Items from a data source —

########

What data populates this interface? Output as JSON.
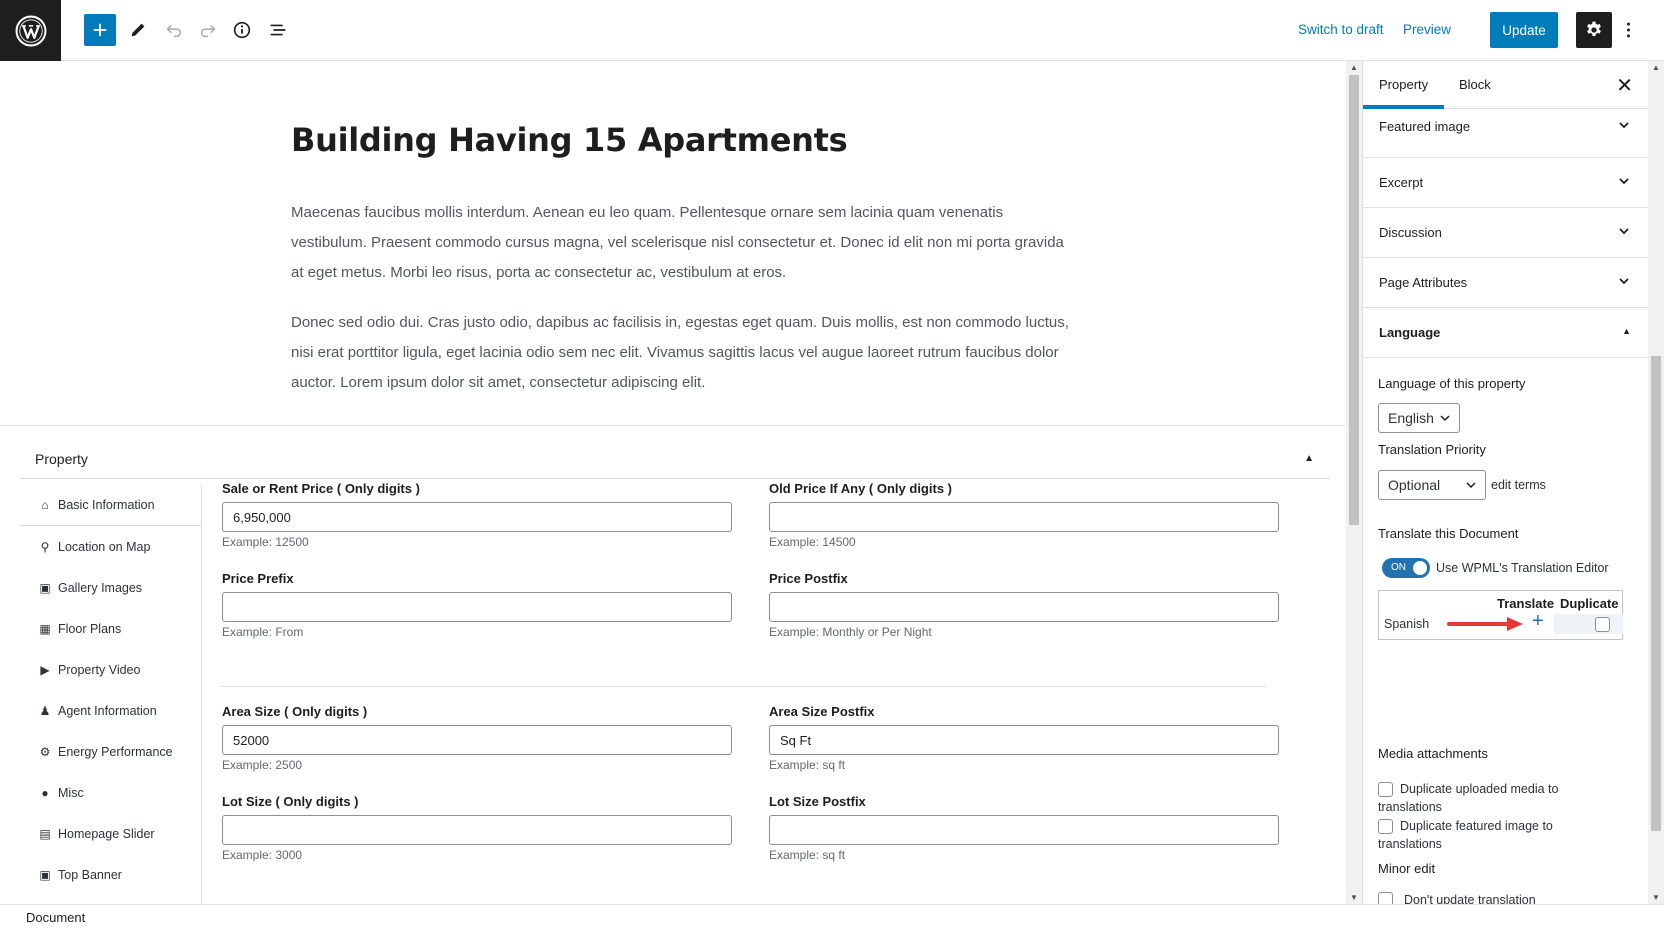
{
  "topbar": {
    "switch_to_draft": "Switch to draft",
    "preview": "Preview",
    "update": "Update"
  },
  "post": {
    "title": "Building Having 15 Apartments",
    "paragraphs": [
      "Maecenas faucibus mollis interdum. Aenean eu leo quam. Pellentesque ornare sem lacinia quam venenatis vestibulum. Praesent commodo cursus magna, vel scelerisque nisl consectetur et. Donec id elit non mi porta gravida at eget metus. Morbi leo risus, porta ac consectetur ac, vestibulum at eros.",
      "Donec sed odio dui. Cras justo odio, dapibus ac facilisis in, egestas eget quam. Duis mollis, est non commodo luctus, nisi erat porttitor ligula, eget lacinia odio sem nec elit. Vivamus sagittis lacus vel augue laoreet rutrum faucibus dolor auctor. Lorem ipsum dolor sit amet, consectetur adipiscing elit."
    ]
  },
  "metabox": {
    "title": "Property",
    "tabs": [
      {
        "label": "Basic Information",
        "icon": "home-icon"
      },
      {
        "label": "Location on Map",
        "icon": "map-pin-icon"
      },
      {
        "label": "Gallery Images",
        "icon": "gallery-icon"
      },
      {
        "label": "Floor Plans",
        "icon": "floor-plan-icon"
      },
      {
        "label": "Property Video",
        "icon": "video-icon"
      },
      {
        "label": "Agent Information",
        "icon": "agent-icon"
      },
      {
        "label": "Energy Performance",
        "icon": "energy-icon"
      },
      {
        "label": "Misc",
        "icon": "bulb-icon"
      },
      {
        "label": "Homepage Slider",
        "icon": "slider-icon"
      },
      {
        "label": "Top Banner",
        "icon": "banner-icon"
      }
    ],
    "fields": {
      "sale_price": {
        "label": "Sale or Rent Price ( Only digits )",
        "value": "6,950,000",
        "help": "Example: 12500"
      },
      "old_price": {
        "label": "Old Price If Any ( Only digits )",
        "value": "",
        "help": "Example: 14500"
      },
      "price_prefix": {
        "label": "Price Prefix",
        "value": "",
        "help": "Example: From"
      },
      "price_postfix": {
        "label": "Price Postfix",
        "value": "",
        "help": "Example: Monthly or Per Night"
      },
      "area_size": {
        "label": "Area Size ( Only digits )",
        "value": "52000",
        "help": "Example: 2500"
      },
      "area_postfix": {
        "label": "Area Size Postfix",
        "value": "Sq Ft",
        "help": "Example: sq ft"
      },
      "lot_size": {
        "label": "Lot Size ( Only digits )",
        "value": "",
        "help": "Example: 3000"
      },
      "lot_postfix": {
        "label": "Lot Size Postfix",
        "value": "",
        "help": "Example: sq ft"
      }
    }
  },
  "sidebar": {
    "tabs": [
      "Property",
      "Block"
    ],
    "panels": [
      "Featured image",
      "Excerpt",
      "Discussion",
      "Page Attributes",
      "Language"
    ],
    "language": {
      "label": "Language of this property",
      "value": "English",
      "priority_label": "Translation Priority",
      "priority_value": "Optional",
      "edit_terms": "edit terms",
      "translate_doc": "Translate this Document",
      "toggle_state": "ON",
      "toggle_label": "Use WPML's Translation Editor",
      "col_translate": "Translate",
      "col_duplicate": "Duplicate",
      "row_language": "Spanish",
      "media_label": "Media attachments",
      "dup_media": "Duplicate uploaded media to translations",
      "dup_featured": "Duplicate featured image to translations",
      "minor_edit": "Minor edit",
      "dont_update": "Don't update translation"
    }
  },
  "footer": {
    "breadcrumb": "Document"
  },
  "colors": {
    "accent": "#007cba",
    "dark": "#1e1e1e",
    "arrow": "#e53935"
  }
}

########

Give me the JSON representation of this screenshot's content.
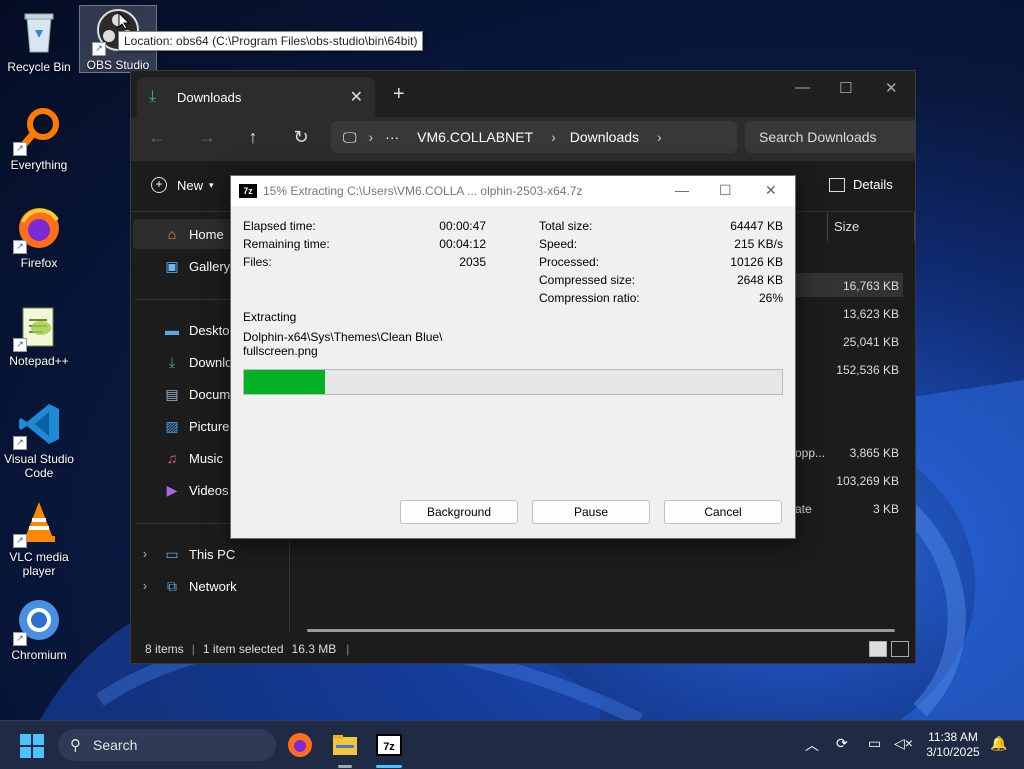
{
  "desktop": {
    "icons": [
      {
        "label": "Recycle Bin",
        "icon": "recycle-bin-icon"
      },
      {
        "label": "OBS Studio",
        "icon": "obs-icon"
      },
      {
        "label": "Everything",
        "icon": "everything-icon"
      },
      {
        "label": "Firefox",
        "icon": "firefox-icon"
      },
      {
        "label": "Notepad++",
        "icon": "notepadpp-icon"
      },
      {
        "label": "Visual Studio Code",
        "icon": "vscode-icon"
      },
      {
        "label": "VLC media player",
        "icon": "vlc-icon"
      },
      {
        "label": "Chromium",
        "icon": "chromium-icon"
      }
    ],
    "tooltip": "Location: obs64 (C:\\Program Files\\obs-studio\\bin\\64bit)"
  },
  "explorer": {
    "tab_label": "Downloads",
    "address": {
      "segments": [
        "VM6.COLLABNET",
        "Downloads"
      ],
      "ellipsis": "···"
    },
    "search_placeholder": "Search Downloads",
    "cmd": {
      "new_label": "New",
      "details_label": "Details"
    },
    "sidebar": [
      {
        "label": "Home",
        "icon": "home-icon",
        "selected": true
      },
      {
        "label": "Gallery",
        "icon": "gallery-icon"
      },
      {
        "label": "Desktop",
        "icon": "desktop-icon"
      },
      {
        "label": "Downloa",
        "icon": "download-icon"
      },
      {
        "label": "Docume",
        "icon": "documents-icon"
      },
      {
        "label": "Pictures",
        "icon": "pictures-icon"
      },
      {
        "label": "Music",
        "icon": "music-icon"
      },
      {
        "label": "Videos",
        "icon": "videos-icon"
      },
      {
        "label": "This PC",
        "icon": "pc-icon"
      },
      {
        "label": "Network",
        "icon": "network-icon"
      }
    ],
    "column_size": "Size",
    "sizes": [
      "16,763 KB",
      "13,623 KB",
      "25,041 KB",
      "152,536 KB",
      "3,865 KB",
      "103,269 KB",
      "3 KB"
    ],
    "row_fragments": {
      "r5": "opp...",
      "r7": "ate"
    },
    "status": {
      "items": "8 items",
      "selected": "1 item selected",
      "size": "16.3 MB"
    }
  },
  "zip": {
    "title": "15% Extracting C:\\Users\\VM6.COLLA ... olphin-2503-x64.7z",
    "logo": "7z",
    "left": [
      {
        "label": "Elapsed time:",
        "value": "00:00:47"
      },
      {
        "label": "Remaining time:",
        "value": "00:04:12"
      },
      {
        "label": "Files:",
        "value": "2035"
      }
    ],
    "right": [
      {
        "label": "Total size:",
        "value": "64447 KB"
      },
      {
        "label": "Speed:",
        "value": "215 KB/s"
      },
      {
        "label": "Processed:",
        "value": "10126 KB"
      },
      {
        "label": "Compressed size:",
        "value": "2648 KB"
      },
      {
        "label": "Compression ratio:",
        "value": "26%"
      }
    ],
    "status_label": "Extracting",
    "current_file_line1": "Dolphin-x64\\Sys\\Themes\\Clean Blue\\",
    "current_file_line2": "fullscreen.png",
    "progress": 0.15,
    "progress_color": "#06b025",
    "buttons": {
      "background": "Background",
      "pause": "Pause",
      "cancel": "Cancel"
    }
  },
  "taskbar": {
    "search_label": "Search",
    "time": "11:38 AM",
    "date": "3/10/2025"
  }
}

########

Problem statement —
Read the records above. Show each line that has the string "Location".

Solved exercise —
        "label": "Location on Map",
    "tooltip": "Location: obs64 (C:\\Program Files\\obs-studio\\bin\\64bit)"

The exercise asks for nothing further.